== INPUT DATA ==
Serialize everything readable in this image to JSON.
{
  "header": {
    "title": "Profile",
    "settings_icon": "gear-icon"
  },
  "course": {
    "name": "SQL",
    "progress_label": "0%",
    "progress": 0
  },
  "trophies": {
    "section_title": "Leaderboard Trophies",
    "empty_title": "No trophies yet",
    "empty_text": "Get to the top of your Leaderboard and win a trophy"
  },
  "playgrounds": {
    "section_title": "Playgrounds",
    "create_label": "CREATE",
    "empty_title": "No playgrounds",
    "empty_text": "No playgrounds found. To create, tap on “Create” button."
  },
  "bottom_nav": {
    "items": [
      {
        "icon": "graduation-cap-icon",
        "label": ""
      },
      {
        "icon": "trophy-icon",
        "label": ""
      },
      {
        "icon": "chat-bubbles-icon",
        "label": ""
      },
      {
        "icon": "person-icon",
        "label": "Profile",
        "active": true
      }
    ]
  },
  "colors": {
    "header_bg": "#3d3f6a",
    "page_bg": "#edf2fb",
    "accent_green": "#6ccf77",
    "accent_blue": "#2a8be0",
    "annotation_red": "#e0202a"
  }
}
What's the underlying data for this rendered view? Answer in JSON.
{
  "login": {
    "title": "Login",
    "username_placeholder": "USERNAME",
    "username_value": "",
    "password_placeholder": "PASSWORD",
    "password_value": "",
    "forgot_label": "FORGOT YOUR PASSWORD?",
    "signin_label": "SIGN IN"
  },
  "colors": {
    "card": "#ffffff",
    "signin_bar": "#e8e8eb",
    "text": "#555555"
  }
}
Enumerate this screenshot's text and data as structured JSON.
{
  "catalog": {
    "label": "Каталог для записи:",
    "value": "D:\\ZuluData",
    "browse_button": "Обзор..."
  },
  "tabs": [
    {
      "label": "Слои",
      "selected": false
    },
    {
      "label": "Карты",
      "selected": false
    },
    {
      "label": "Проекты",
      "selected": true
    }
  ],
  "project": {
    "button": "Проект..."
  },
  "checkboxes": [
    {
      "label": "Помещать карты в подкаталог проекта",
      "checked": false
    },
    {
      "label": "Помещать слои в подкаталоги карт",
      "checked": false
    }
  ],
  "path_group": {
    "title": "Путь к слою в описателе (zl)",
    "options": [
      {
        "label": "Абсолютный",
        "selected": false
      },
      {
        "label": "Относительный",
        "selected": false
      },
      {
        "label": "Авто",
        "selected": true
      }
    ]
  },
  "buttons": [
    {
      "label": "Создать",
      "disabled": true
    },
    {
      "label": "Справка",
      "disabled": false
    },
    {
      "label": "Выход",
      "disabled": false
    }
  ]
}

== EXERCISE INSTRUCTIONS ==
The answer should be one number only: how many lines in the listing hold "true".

== TASK ANSWER ==
4